If you do prefer X and things go another way, then consider:

What kind of preference is it? Is X a “nice to have”? A vague dream? An aspiration? Or a must-have?

And, specifically, either you are OK or NOT OK with not getting the X preference met.
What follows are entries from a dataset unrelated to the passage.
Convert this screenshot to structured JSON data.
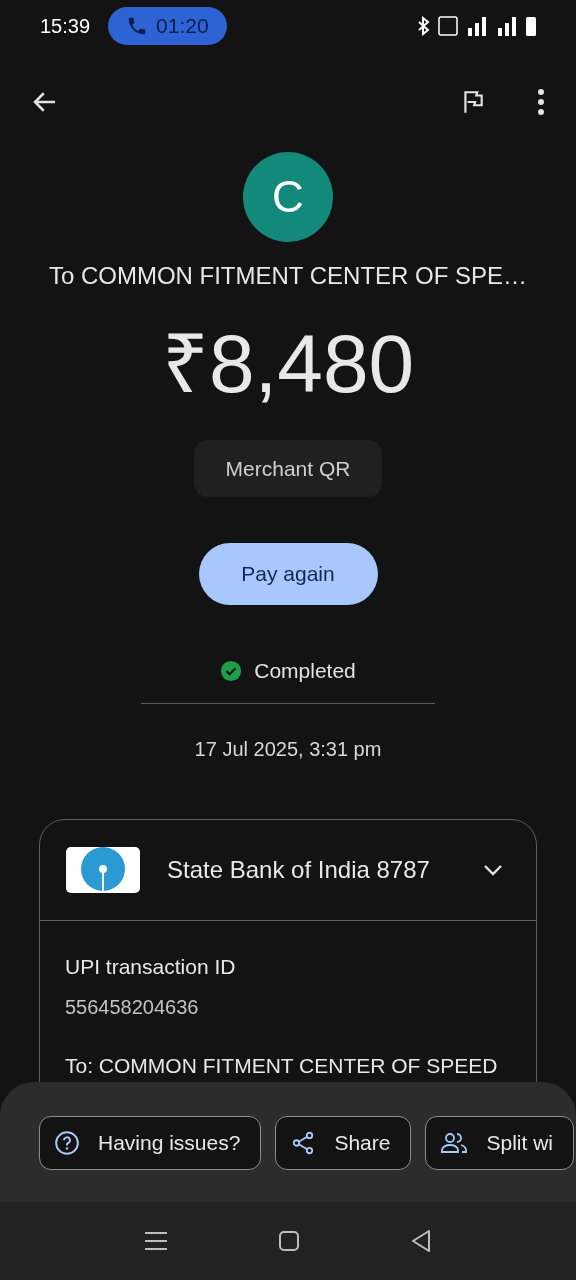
{
  "status_bar": {
    "time": "15:39",
    "call_timer": "01:20"
  },
  "payee": {
    "initial": "C",
    "title": "To COMMON FITMENT CENTER OF SPE…"
  },
  "amount": "₹8,480",
  "payment_type": "Merchant QR",
  "pay_again_button": "Pay again",
  "status": {
    "label": "Completed",
    "kind": "success"
  },
  "date": "17 Jul 2025, 3:31 pm",
  "account_card": {
    "bank": "State Bank of India 8787",
    "expanded": false,
    "details": [
      {
        "label": "UPI transaction ID",
        "value": "556458204636"
      },
      {
        "label": "To: COMMON FITMENT CENTER OF SPEED"
      }
    ]
  },
  "actions": [
    {
      "label": "Having issues?",
      "kind": "help"
    },
    {
      "label": "Share",
      "kind": "share"
    },
    {
      "label": "Split wi",
      "kind": "split"
    }
  ]
}
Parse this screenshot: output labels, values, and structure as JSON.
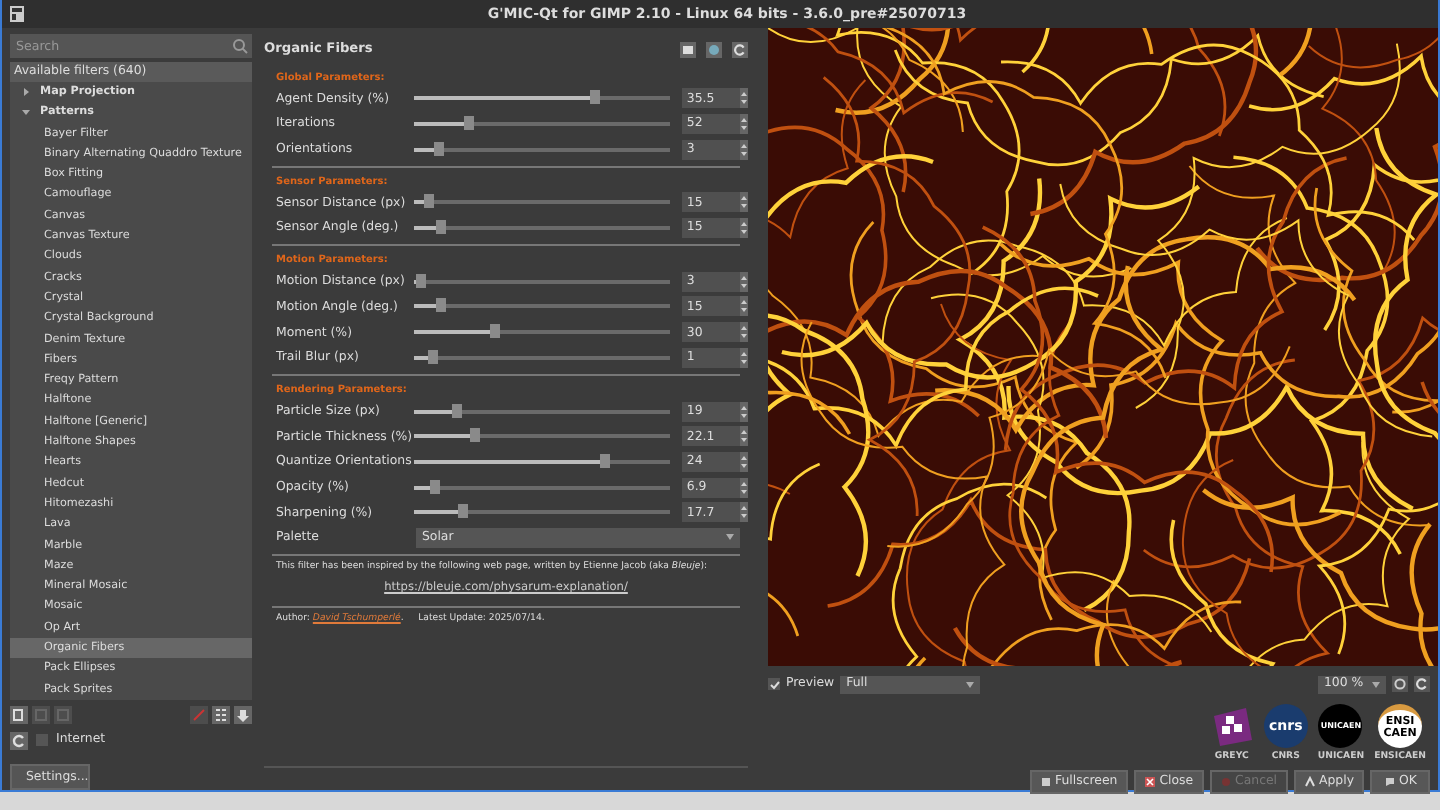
{
  "window": {
    "title": "G'MIC-Qt for GIMP 2.10 - Linux 64 bits - 3.6.0_pre#25070713"
  },
  "filter_panel": {
    "search": {
      "placeholder": "Search"
    },
    "header": "Available filters (640)",
    "tree": [
      {
        "label": "Map Projection",
        "expanded": false
      },
      {
        "label": "Patterns",
        "expanded": true,
        "children": [
          {
            "label": "Bayer Filter",
            "selected": false
          },
          {
            "label": "Binary Alternating Quaddro Texture",
            "selected": false
          },
          {
            "label": "Box Fitting",
            "selected": false
          },
          {
            "label": "Camouflage",
            "selected": false
          },
          {
            "label": "Canvas",
            "selected": false
          },
          {
            "label": "Canvas Texture",
            "selected": false
          },
          {
            "label": "Clouds",
            "selected": false
          },
          {
            "label": "Cracks",
            "selected": false
          },
          {
            "label": "Crystal",
            "selected": false
          },
          {
            "label": "Crystal Background",
            "selected": false
          },
          {
            "label": "Denim Texture",
            "selected": false
          },
          {
            "label": "Fibers",
            "selected": false
          },
          {
            "label": "Freqy Pattern",
            "selected": false
          },
          {
            "label": "Halftone",
            "selected": false
          },
          {
            "label": "Halftone [Generic]",
            "selected": false
          },
          {
            "label": "Halftone Shapes",
            "selected": false
          },
          {
            "label": "Hearts",
            "selected": false
          },
          {
            "label": "Hedcut",
            "selected": false
          },
          {
            "label": "Hitomezashi",
            "selected": false
          },
          {
            "label": "Lava",
            "selected": false
          },
          {
            "label": "Marble",
            "selected": false
          },
          {
            "label": "Maze",
            "selected": false
          },
          {
            "label": "Mineral Mosaic",
            "selected": false
          },
          {
            "label": "Mosaic",
            "selected": false
          },
          {
            "label": "Op Art",
            "selected": false
          },
          {
            "label": "Organic Fibers",
            "selected": true
          },
          {
            "label": "Pack Ellipses",
            "selected": false
          },
          {
            "label": "Pack Sprites",
            "selected": false
          }
        ]
      }
    ],
    "internet": {
      "label": "Internet",
      "checked": false
    },
    "settings_button": "Settings..."
  },
  "filter": {
    "title": "Organic Fibers",
    "sections": [
      {
        "title": "Global Parameters:",
        "params": [
          {
            "kind": "slider",
            "label": "Agent Density (%)",
            "level": 0.7,
            "value": "35.5"
          },
          {
            "kind": "slider",
            "label": "Iterations",
            "level": 0.21,
            "value": "52"
          },
          {
            "kind": "slider",
            "label": "Orientations",
            "level": 0.09,
            "value": "3"
          }
        ]
      },
      {
        "title": "Sensor Parameters:",
        "params": [
          {
            "kind": "slider",
            "label": "Sensor Distance (px)",
            "level": 0.05,
            "value": "15"
          },
          {
            "kind": "slider",
            "label": "Sensor Angle (deg.)",
            "level": 0.1,
            "value": "15"
          }
        ]
      },
      {
        "title": "Motion Parameters:",
        "params": [
          {
            "kind": "slider",
            "label": "Motion Distance (px)",
            "level": 0.02,
            "value": "3"
          },
          {
            "kind": "slider",
            "label": "Motion Angle (deg.)",
            "level": 0.1,
            "value": "15"
          },
          {
            "kind": "slider",
            "label": "Moment (%)",
            "level": 0.31,
            "value": "30"
          },
          {
            "kind": "slider",
            "label": "Trail Blur (px)",
            "level": 0.07,
            "value": "1"
          }
        ]
      },
      {
        "title": "Rendering Parameters:",
        "params": [
          {
            "kind": "slider",
            "label": "Particle Size (px)",
            "level": 0.16,
            "value": "19"
          },
          {
            "kind": "slider",
            "label": "Particle Thickness (%)",
            "level": 0.23,
            "value": "22.1"
          },
          {
            "kind": "slider",
            "label": "Quantize Orientations",
            "level": 0.74,
            "value": "24"
          },
          {
            "kind": "slider",
            "label": "Opacity (%)",
            "level": 0.08,
            "value": "6.9"
          },
          {
            "kind": "slider",
            "label": "Sharpening (%)",
            "level": 0.19,
            "value": "17.7"
          },
          {
            "kind": "select",
            "label": "Palette",
            "value": "Solar"
          }
        ]
      }
    ],
    "note": "This filter has been inspired by the following web page, written by Etienne Jacob (aka *Bleuje*):",
    "link": "https://bleuje.com/physarum-explanation/",
    "author": {
      "prefix": "Author:",
      "name": "David Tschumperlé",
      "suffix": ".",
      "update": "Latest Update: 2025/07/14."
    }
  },
  "preview": {
    "label": "Preview",
    "checked": true,
    "mode": "Full",
    "zoom": "100 %"
  },
  "logos": [
    {
      "kind": "greyc",
      "caption": "GREYC"
    },
    {
      "kind": "cnrs",
      "mark": "cnrs",
      "caption": "CNRS"
    },
    {
      "kind": "unicaen",
      "mark": "UNICAEN",
      "caption": "UNICAEN"
    },
    {
      "kind": "ensicaen",
      "mark": "ENSI CAEN",
      "caption": "ENSICAEN"
    }
  ],
  "buttons": [
    {
      "kind": "fullscreen",
      "label": "Fullscreen",
      "disabled": false
    },
    {
      "kind": "close",
      "label": "Close",
      "disabled": false
    },
    {
      "kind": "cancel",
      "label": "Cancel",
      "disabled": true
    },
    {
      "kind": "apply",
      "label": "Apply",
      "disabled": false
    },
    {
      "kind": "ok",
      "label": "OK",
      "disabled": false
    }
  ]
}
There’s only two possibilities there.

If you prefer X, and consider no X to be NOT OK, and X doesn’t work out in reality, then you’d suffer – you are NOT OK with how reality is.

There’s no other way to suffer.

And even if you get this kind of situation, you can think “well, this is a problem to be solved. so i’ll temporarily be OK with no X while looking for a solution. maybe i can find a different way to get X, and the delay would be OK rather than NOT OK. maybe i can find out X isn’t so great after all and genuinely lose interest in it. i’ll take a look.”

So suffering also requires that attempts to do rational problem solving like this fail.

Elliot Temple on May 7, 2015


What do you think?

(This is a free speech zone!)